Eight months ago, the COVID-19 pandemic seemed so far away--a virus with high infection rates in Asia and Europe. Over the months, however, the pandemic has infiltrated Ottawa County, and the sharp spike in local cases can be credited in part to the public school system. When the Spring Lake Public School system first reopened their doors, students came and saw how different the buildings were with installations meant to prevent the spread of the deadly virus. A hybrid schedule allowed students to social distance, and warm weather let students eat or walk outside the building. However, the onset of winter weather, combined with the community growing tired of regulation, have contributed to a spike in Ottawa County infections and the quarantining of many Spring Lake High School students.
When a student tests positive, peers in their near vicinity during class, are quarantined and monitored closely for symptoms.
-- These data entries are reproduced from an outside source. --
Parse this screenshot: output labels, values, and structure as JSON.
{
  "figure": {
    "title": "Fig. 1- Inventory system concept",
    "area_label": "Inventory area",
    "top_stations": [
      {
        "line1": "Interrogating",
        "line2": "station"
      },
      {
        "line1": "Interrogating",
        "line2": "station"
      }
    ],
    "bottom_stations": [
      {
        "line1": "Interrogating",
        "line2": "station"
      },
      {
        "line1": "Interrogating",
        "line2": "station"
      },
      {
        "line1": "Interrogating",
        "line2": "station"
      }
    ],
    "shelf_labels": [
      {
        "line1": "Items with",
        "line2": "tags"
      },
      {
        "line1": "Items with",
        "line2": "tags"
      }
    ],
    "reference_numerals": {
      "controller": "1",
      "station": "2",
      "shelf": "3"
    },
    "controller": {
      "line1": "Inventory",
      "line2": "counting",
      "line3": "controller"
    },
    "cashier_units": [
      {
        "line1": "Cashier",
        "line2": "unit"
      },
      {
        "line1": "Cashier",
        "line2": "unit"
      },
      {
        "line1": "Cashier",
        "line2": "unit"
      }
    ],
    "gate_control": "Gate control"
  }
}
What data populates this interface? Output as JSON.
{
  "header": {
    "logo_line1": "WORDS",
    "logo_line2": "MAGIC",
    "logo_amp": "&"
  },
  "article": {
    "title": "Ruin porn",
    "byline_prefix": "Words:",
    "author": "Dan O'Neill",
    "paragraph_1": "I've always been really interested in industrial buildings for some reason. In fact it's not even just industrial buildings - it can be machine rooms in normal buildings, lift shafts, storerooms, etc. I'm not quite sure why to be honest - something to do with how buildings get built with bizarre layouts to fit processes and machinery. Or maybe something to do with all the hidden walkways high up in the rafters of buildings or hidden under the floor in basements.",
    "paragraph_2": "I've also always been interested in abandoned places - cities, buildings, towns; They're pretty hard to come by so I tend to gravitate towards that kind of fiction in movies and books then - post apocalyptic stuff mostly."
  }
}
While many people may view this procedure as unnecessary or unfair to students who simply had the bad luck to sit next to an infected student, such regulations are crucial to stop the spread in the schools.
A valiant attempt to protect the students has been made by a number of staff. English teacher, Mrs. Strobel, has been a strict enforcer of social distancing regulations since the very beginning. Yet, as cases rise within the county, she believes that the school is doing their best. Mrs. Strobel says, “It’s a social contract for myself and my students --it’s not about politics or morality” and “I admire that kids are facing this.” By a social contract, she is referencing the precautions and quarantining that the community has undergone in order to protect themselves and others.
A pandemic is a time for people to come together, support one another, and protect each other’s health by abiding with public health regulations. Acts of selfless heroism and kindness spread light through a time of darkness. People with these attributes reside within Ottawa County and are dedicated to protecting the safety of others. The time of a pandemic is not endless. When it ends, people will emerge stronger and more empathetic than before. Strict public health guidelines are not permanent--they too will come to an end, as all things do. If Spring Lake remains vigilant against the threat of COVID-19, the community will stop the spread and save numerous lives in the process.